Tamriel Infinium: Unpacking the Elder Scrolls Online presentation at E3
During his presentation, Firor mentioned a lot of things worth considering. He had a very short time to not only tell existing fans what was happening in the game this year, but he also had to remind people of how great ESO is right now. Of course, he was hoping to get new players interested in the game. He knew that ESO wasn’t always well-received, but he had to show how far the game has come. Here’s how he did it.
Best MMO of the year
When Firor first took the stage he mentioned that ESO was awarded Best MMO of the Year three years in a row. Given how many gaming publications there are in the world, it’s not impossible at all, but ESO was hardly a new MMO even three years ago. It’d be an odd thing for a game that age to actually be awarded Best MMO for one year let alone three years in a row well after its initial release. So statement is actually true, but you have to look at multiple different sources to make it so.
For example, at the end of 2017, the staff here awarded Elder Scrolls Online the MMORPG of the Year based on our impressions of the game. “ZeniMax isn’t just doing the minimum to get by; it feels as if the game is on an upward trajectory with plenty of substance being added,” our article said. Overwhelmingly, our readers agreed with us. Prior to that, however, ESO was in the running for MMO of the Year, but it was ultimately granted to Black Desert Online by the staff. And the Massively OP readers disagreed. In fact, our readers agreed that Elder Scrolls Online was the MMO of the Year in in 2016 and 2015, too.
In other words, even if all you did was read Massively OP, you could legitimately assert that the game had been called MMO of the year three years in a row – and obviously, Massively OP is not the only site that dishes out MMO awards every December.
How many players does ESO actually have?
Firor said that ESO counts 11 million players, and if you’ve been playing games for any length of time, you know that can be a bit misleading. So what would be the less misleading way to present that number? And how many people actually play ESO? I guess that depends a lot on how you break down that information.

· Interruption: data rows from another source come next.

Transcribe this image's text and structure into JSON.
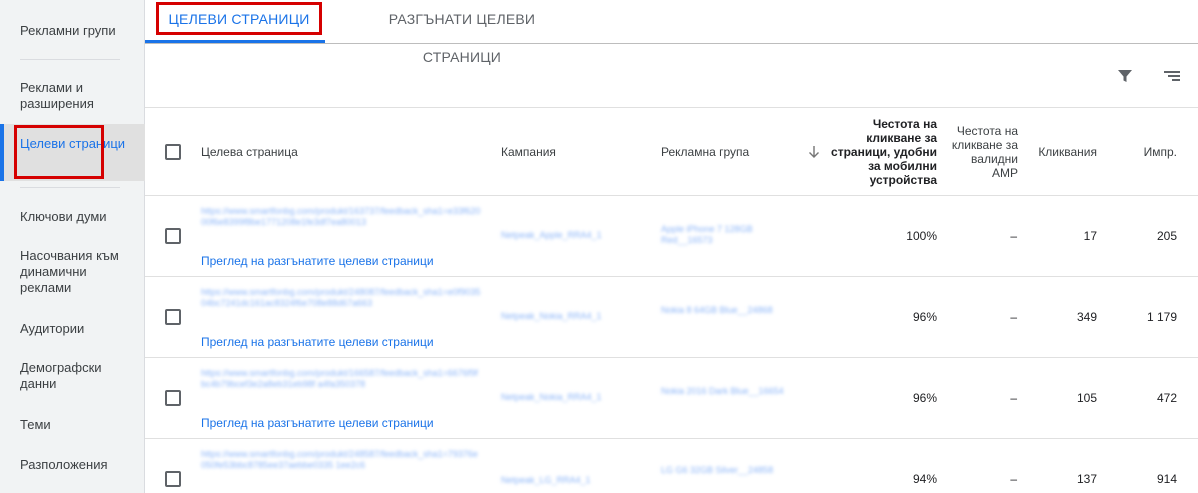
{
  "sidebar": {
    "items": [
      {
        "label": "Рекламни групи"
      },
      {
        "label": "Реклами и разширения"
      },
      {
        "label": "Целеви страници"
      },
      {
        "label": "Ключови думи"
      },
      {
        "label": "Насочвания към динамични реклами"
      },
      {
        "label": "Аудитории"
      },
      {
        "label": "Демографски данни"
      },
      {
        "label": "Теми"
      },
      {
        "label": "Разположения"
      }
    ],
    "active_color": "#1a73e8"
  },
  "tabs": [
    {
      "label": "ЦЕЛЕВИ СТРАНИЦИ"
    },
    {
      "label": "РАЗГЪНАТИ ЦЕЛЕВИ СТРАНИЦИ"
    }
  ],
  "toolbar": {
    "filter_icon": "filter-icon",
    "columns_icon": "sort-lines-icon"
  },
  "table": {
    "headers": {
      "landing_page": "Целева страница",
      "campaign": "Кампания",
      "ad_group": "Рекламна група",
      "mobile_rate": "Честота на кликване за страници, удобни за мобилни устройства",
      "amp_rate": "Честота на кликване за валидни AMP",
      "clicks": "Кликвания",
      "impressions": "Импр."
    },
    "preview_label": "Преглед на разгънатите целеви страници",
    "rows": [
      {
        "url": "https://www.smartfonbg.com/produkt/163737/feedback_sha1=e33f62000f6e8399f8be1771208e1fe3df7ea80013",
        "campaign": "Netpeak_Apple_RRA4_1",
        "ad_group": "Apple iPhone 7 128GB Red__16573",
        "mobile_rate": "100%",
        "amp_rate": "–",
        "clicks": "17",
        "impressions": "205"
      },
      {
        "url": "https://www.smartfonbg.com/produkt/248087/feedback_sha1=e0f903504bc7241dc161ac8324f6e708e88d67a663",
        "campaign": "Netpeak_Nokia_RRA4_1",
        "ad_group": "Nokia 8 64GB Blue__24868",
        "mobile_rate": "96%",
        "amp_rate": "–",
        "clicks": "349",
        "impressions": "1 179"
      },
      {
        "url": "https://www.smartfonbg.com/produkt/166587/feedback_sha1=6676f9fbc4b79bcef3e2a8eb31eb98f a4fa350378",
        "campaign": "Netpeak_Nokia_RRA4_1",
        "ad_group": "Nokia 2016 Dark Blue__16654",
        "mobile_rate": "96%",
        "amp_rate": "–",
        "clicks": "105",
        "impressions": "472"
      },
      {
        "url": "https://www.smartfonbg.com/produkt/248587/feedback_sha1=79376e050fe53bbc8785ee37aebbe0335 1ee2c6",
        "campaign": "Netpeak_LG_RRA4_1",
        "ad_group": "LG G6 32GB Silver__24858",
        "mobile_rate": "94%",
        "amp_rate": "–",
        "clicks": "137",
        "impressions": "914"
      }
    ]
  }
}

We know that new people are buying the game all the time. With multiple releases of the game, it’s difficult to track. Summerset and Morrowind both count as independent sales because they aren’t just an expansion. They include the base game. Then One Tamriel and the launch version of ESO have different external sales numbers, too. Not everyone who bought the expansion created a different account. We have to assume that Firor’s number of 11 million is correct. But as we know, that didn’t happen in a single year.
As of February 2017, we know that ESO boasted 8.5 million players, which can be assumed to be boxes sold or accounts made since they coincide so closely. That is a million and a half more players than was reported the year before that. Then at E3 last year (only a couple of months after the February announcement), ZeniMax released a Morrowind trailer reaction video that said it had “10 million heroes,” which likely meant “accounts made,” each one of which constituted at least one box sale. That means over the last year we did see a bit of a slow down in new people buying the game, but does that mean that fewer people are playing it?
There is no real source for the number of concurrent players that will give us an accurate measure of the number of players across all platforms, but there is one source that gives us data on the number of players on its platform: Steam.
Steam Charts gives us the number of peak players per month since the launch of ESO on Steam in July of 2014. There is a shocking spike of Steam players, from 6,653 peak players in October 2016 to 29,305 peak players in November 2016. This coincides with the launch of One Tamriel. From there, we see peaks and valleys, but it’s never been as low as it was before One Tamriel and it’s only been higher once. The average peak players on Steam has been 18,000 over the last 19 months.
Of course, that’s just Steam – it doesn’t count PC players off Steam, and it doesn’t count players on console at all. If the other platforms have experienced similar results, then ESO is surely one of the most healthy MMORPGs on the market.
Many times, when people hop up on the stage of a giant game convention — especially when they know their words are going to be forever broadcast over the internet — they will fudge the numbers they give so that they look good for the press, their shareholders, and over course, their boss. I wouldn’t exactly blame anyone for wanting to make the game look better than it is, but based on the numbers I found, it doesn’t look like look as if Firor was exaggerating.
Of course, Firor had to give the biggest number he could so that everything looks gigantic, and we know that MMO numbers are never going to look as impressive as single-player numbers unless they account for the long-haul – which is what MMOs should be made for.
I admit that I jumped into this research assuming I’d find ZeniMax exaggerating its numbers or giving us numbers that had little practical meaning, but I am glad to find out that I was wrong. What are your thoughts? Do you think that ZeniMax is still fudging the numbers? What evidence have you found that supports or discredits Firor’s statements? Let me know in the comments.